» **INPUT FOR THIS TASK**:
▬▬▬

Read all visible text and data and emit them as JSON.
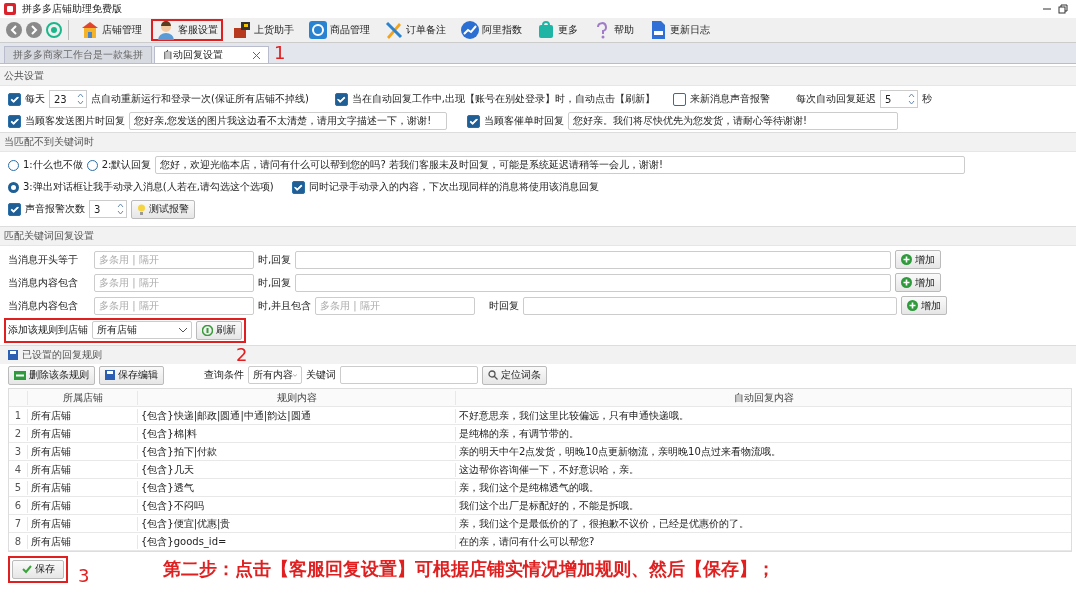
{
  "window": {
    "title": "拼多多店铺助理免费版"
  },
  "toolbar": [
    {
      "label": "店铺管理",
      "highlighted": false
    },
    {
      "label": "客服设置",
      "highlighted": true
    },
    {
      "label": "上货助手",
      "highlighted": false
    },
    {
      "label": "商品管理",
      "highlighted": false
    },
    {
      "label": "订单备注",
      "highlighted": false
    },
    {
      "label": "阿里指数",
      "highlighted": false
    },
    {
      "label": "更多",
      "highlighted": false
    },
    {
      "label": "帮助",
      "highlighted": false
    },
    {
      "label": "更新日志",
      "highlighted": false
    }
  ],
  "tabs": [
    {
      "label": "拼多多商家工作台是一款集拼",
      "selected": false,
      "closable": false
    },
    {
      "label": "自动回复设置",
      "selected": true,
      "closable": true
    }
  ],
  "public_settings": {
    "title": "公共设置",
    "daily_restart": {
      "checked": true,
      "label": "每天",
      "value": "23",
      "suffix": "点自动重新运行和登录一次(保证所有店铺不掉线)"
    },
    "auto_refresh": {
      "checked": true,
      "label": "当在自动回复工作中,出现【账号在别处登录】时，自动点击【刷新】"
    },
    "sound_alert": {
      "checked": false,
      "label": "来新消息声音报警"
    },
    "delay": {
      "label": "每次自动回复延迟",
      "value": "5",
      "unit": "秒"
    },
    "image_reply": {
      "checked": true,
      "label": "当顾客发送图片时回复",
      "value": "您好亲,您发送的图片我这边看不太清楚，请用文字描述一下，谢谢!"
    },
    "urge_reply": {
      "checked": true,
      "label": "当顾客催单时回复",
      "value": "您好亲。我们将尽快优先为您发货，请耐心等待谢谢!"
    }
  },
  "no_match": {
    "title": "当匹配不到关键词时",
    "options": [
      {
        "label": "1:什么也不做",
        "selected": false
      },
      {
        "label": "2:默认回复",
        "selected": false
      },
      {
        "label": "3:弹出对话框让我手动录入消息(人若在,请勾选这个选项)",
        "selected": true
      }
    ],
    "default_reply": "您好，欢迎光临本店，请问有什么可以帮到您的吗? 若我们客服未及时回复，可能是系统延迟请稍等一会儿，谢谢!",
    "record": {
      "checked": true,
      "label": "同时记录手动录入的内容，下次出现同样的消息将使用该消息回复"
    },
    "sound_count": {
      "checked": true,
      "label": "声音报警次数",
      "value": "3"
    },
    "test_button": "测试报警"
  },
  "keyword": {
    "title": "匹配关键词回复设置",
    "rules": [
      {
        "kind": "simple",
        "label": "当消息开头等于",
        "placeholder": "多条用 | 隔开",
        "reply_label": "时,回复",
        "button": "增加"
      },
      {
        "kind": "simple",
        "label": "当消息内容包含",
        "placeholder": "多条用 | 隔开",
        "reply_label": "时,回复",
        "button": "增加"
      },
      {
        "kind": "double",
        "label": "当消息内容包含",
        "placeholder": "多条用 | 隔开",
        "and_label": "时,并且包含",
        "and_placeholder": "多条用 | 隔开",
        "reply_label": "时回复",
        "button": "增加"
      }
    ],
    "shop": {
      "label": "添加该规则到店铺",
      "value": "所有店铺",
      "button": "刷新",
      "highlighted": true
    }
  },
  "saved_rules": {
    "title": "已设置的回复规则",
    "delete_button": "删除该条规则",
    "save_button": "保存编辑",
    "filter_label": "查询条件",
    "filter_value": "所有内容",
    "keyword_label": "关键词",
    "locate_button": "定位词条",
    "columns": [
      "所属店铺",
      "规则内容",
      "自动回复内容"
    ],
    "rows": [
      {
        "num": "1",
        "shop": "所有店铺",
        "rule": "{包含}快递|邮政|圆通|中通|韵达|圆通",
        "reply": "不好意思亲，我们这里比较偏远，只有申通快递哦。"
      },
      {
        "num": "2",
        "shop": "所有店铺",
        "rule": "{包含}棉|料",
        "reply": "是纯棉的亲，有调节带的。"
      },
      {
        "num": "3",
        "shop": "所有店铺",
        "rule": "{包含}拍下|付款",
        "reply": "亲的明天中午2点发货，明晚10点更新物流，亲明晚10点过来看物流哦。"
      },
      {
        "num": "4",
        "shop": "所有店铺",
        "rule": "{包含}几天",
        "reply": "这边帮你咨询催一下，不好意识哈，亲。"
      },
      {
        "num": "5",
        "shop": "所有店铺",
        "rule": "{包含}透气",
        "reply": "亲，我们这个是纯棉透气的哦。"
      },
      {
        "num": "6",
        "shop": "所有店铺",
        "rule": "{包含}不闷吗",
        "reply": "我们这个出厂是标配好的，不能是拆哦。"
      },
      {
        "num": "7",
        "shop": "所有店铺",
        "rule": "{包含}便宜|优惠|贵",
        "reply": "亲，我们这个是最低价的了，很抱歉不议价，已经是优惠价的了。"
      },
      {
        "num": "8",
        "shop": "所有店铺",
        "rule": "{包含}goods_id=",
        "reply": "在的亲，请问有什么可以帮您?"
      }
    ]
  },
  "footer": {
    "save_button": "保存",
    "highlighted": true
  },
  "annotations": {
    "markers": [
      "1",
      "2",
      "3"
    ],
    "instruction": "第二步：点击【客服回复设置】可根据店铺实情况增加规则、然后【保存】；"
  }
}
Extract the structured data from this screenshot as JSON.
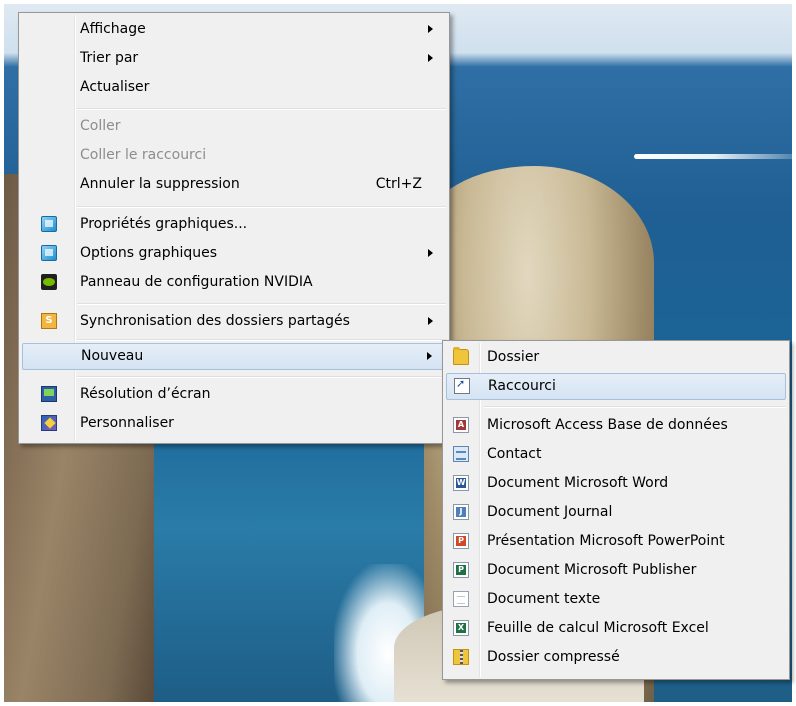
{
  "context_menu": {
    "items": [
      {
        "label": "Affichage",
        "submenu": true
      },
      {
        "label": "Trier par",
        "submenu": true
      },
      {
        "label": "Actualiser"
      },
      {
        "label": "Coller",
        "disabled": true
      },
      {
        "label": "Coller le raccourci",
        "disabled": true
      },
      {
        "label": "Annuler la suppression",
        "shortcut": "Ctrl+Z"
      },
      {
        "label": "Propriétés graphiques...",
        "icon": "graphics-properties-icon"
      },
      {
        "label": "Options graphiques",
        "icon": "graphics-options-icon",
        "submenu": true
      },
      {
        "label": "Panneau de configuration NVIDIA",
        "icon": "nvidia-icon"
      },
      {
        "label": "Synchronisation des dossiers partagés",
        "icon": "sync-folders-icon",
        "submenu": true
      },
      {
        "label": "Nouveau",
        "submenu": true,
        "highlighted": true
      },
      {
        "label": "Résolution d’écran",
        "icon": "screen-resolution-icon"
      },
      {
        "label": "Personnaliser",
        "icon": "personalize-icon"
      }
    ]
  },
  "new_submenu": {
    "items": [
      {
        "label": "Dossier",
        "icon": "folder-icon"
      },
      {
        "label": "Raccourci",
        "icon": "shortcut-icon",
        "highlighted": true
      },
      {
        "label": "Microsoft Access Base de données",
        "icon": "access-icon"
      },
      {
        "label": "Contact",
        "icon": "contact-icon"
      },
      {
        "label": "Document Microsoft Word",
        "icon": "word-icon"
      },
      {
        "label": "Document Journal",
        "icon": "journal-icon"
      },
      {
        "label": "Présentation Microsoft PowerPoint",
        "icon": "powerpoint-icon"
      },
      {
        "label": "Document Microsoft Publisher",
        "icon": "publisher-icon"
      },
      {
        "label": "Document texte",
        "icon": "text-document-icon"
      },
      {
        "label": "Feuille de calcul Microsoft Excel",
        "icon": "excel-icon"
      },
      {
        "label": "Dossier compressé",
        "icon": "zip-folder-icon"
      }
    ]
  },
  "colors": {
    "menu_background": "#f0f0f0",
    "highlight": "#d5e3f3",
    "highlight_border": "#a7c1dd",
    "disabled_text": "#8d8d8d"
  }
}
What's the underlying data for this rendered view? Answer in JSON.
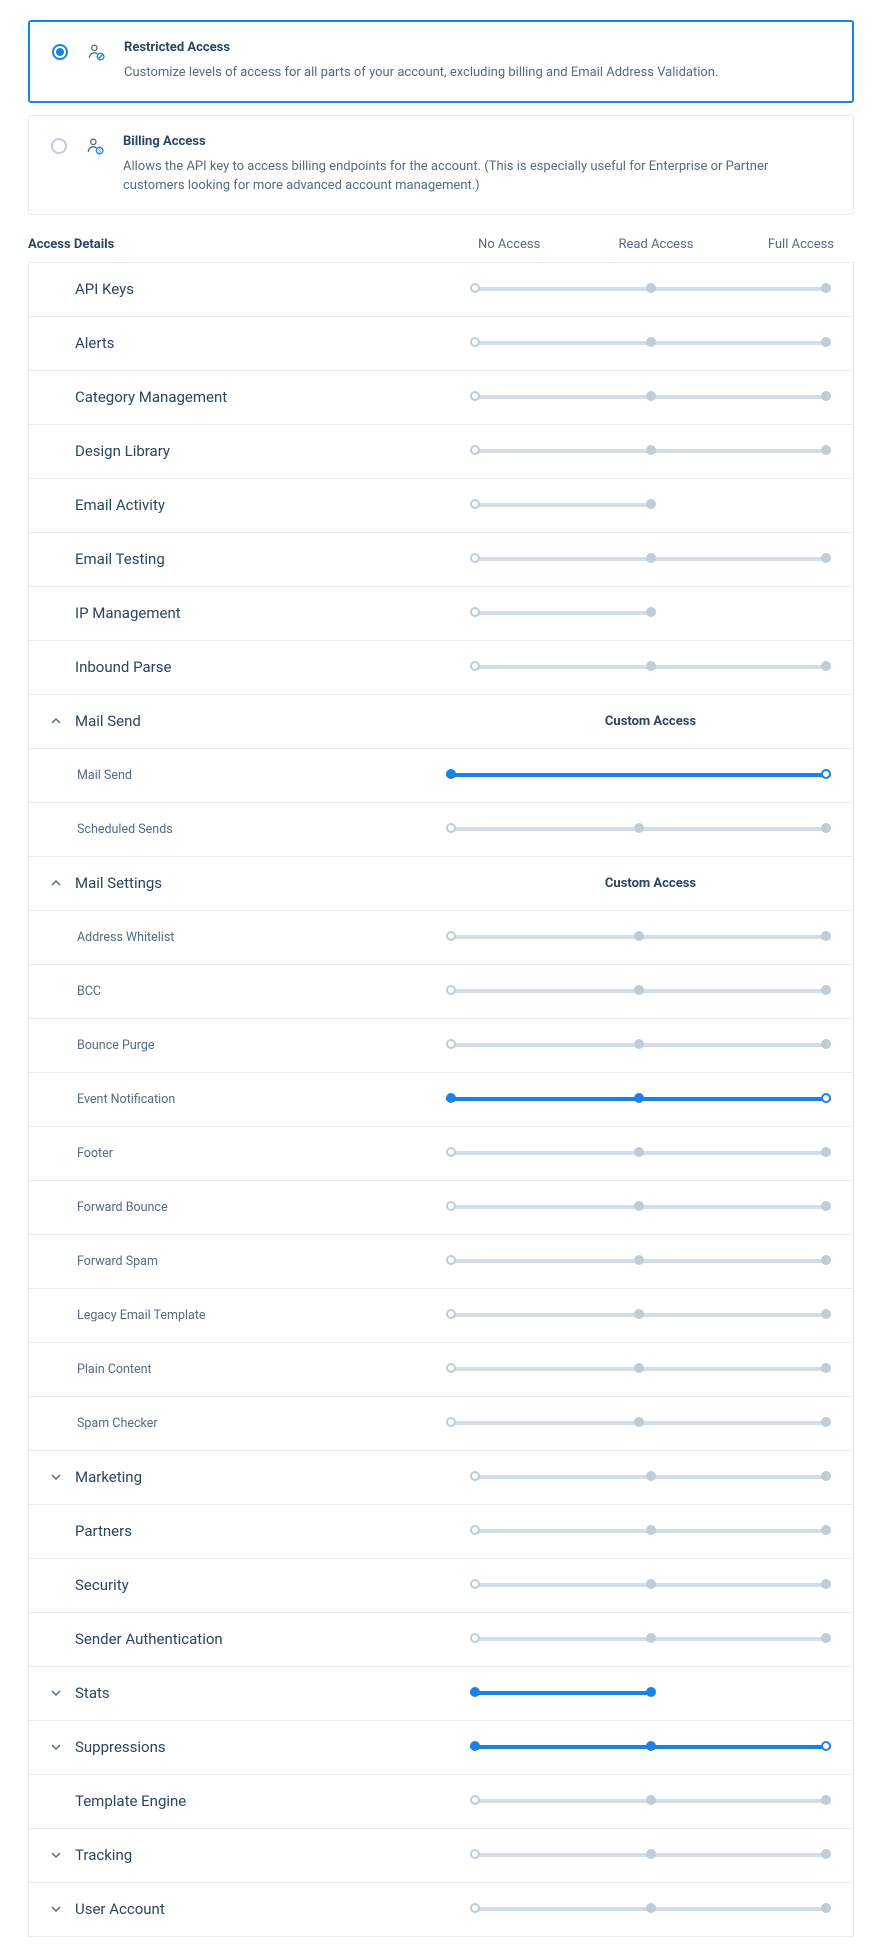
{
  "options": {
    "restricted": {
      "title": "Restricted Access",
      "desc": "Customize levels of access for all parts of your account, excluding billing and Email Address Validation."
    },
    "billing": {
      "title": "Billing Access",
      "desc": "Allows the API key to access billing endpoints for the account. (This is especially useful for Enterprise or Partner customers looking for more advanced account management.)"
    }
  },
  "header": {
    "title": "Access Details",
    "cols": [
      "No Access",
      "Read Access",
      "Full Access"
    ]
  },
  "custom_label": "Custom Access",
  "rows": [
    {
      "label": "API Keys",
      "type": "slider3",
      "value": 1
    },
    {
      "label": "Alerts",
      "type": "slider3",
      "value": 1
    },
    {
      "label": "Category Management",
      "type": "slider3",
      "value": 1
    },
    {
      "label": "Design Library",
      "type": "slider3",
      "value": 1
    },
    {
      "label": "Email Activity",
      "type": "slider2",
      "value": 1
    },
    {
      "label": "Email Testing",
      "type": "slider3",
      "value": 1
    },
    {
      "label": "IP Management",
      "type": "slider2",
      "value": 1
    },
    {
      "label": "Inbound Parse",
      "type": "slider3",
      "value": 1
    },
    {
      "label": "Mail Send",
      "type": "group",
      "expanded": true,
      "custom": true,
      "children": [
        {
          "label": "Mail Send",
          "type": "slider2-on",
          "value": 0
        },
        {
          "label": "Scheduled Sends",
          "type": "slider3",
          "value": 1
        }
      ]
    },
    {
      "label": "Mail Settings",
      "type": "group",
      "expanded": true,
      "custom": true,
      "children": [
        {
          "label": "Address Whitelist",
          "type": "slider3",
          "value": 1
        },
        {
          "label": "BCC",
          "type": "slider3",
          "value": 1
        },
        {
          "label": "Bounce Purge",
          "type": "slider3",
          "value": 1
        },
        {
          "label": "Event Notification",
          "type": "slider3-on",
          "value": 1
        },
        {
          "label": "Footer",
          "type": "slider3",
          "value": 1
        },
        {
          "label": "Forward Bounce",
          "type": "slider3",
          "value": 1
        },
        {
          "label": "Forward Spam",
          "type": "slider3",
          "value": 1
        },
        {
          "label": "Legacy Email Template",
          "type": "slider3",
          "value": 1
        },
        {
          "label": "Plain Content",
          "type": "slider3",
          "value": 1
        },
        {
          "label": "Spam Checker",
          "type": "slider3",
          "value": 1
        }
      ]
    },
    {
      "label": "Marketing",
      "type": "slider3",
      "value": 1,
      "expandable": true
    },
    {
      "label": "Partners",
      "type": "slider3",
      "value": 1
    },
    {
      "label": "Security",
      "type": "slider3",
      "value": 1
    },
    {
      "label": "Sender Authentication",
      "type": "slider3",
      "value": 1
    },
    {
      "label": "Stats",
      "type": "slider2-half-on",
      "value": 1,
      "expandable": true
    },
    {
      "label": "Suppressions",
      "type": "slider3-on",
      "value": 1,
      "expandable": true
    },
    {
      "label": "Template Engine",
      "type": "slider3",
      "value": 1
    },
    {
      "label": "Tracking",
      "type": "slider3",
      "value": 1,
      "expandable": true
    },
    {
      "label": "User Account",
      "type": "slider3",
      "value": 1,
      "expandable": true
    }
  ]
}
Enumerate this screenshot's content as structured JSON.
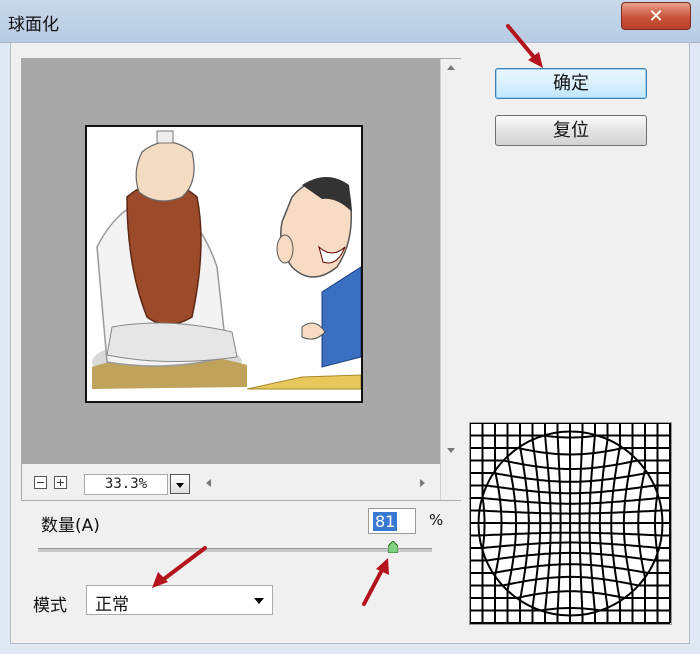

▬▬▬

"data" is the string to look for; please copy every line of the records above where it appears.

Read all visible text and data and emit them as JSON.
Extract the structured data from this screenshot as JSON.
What's the underlying data for this rendered view? Answer in JSON.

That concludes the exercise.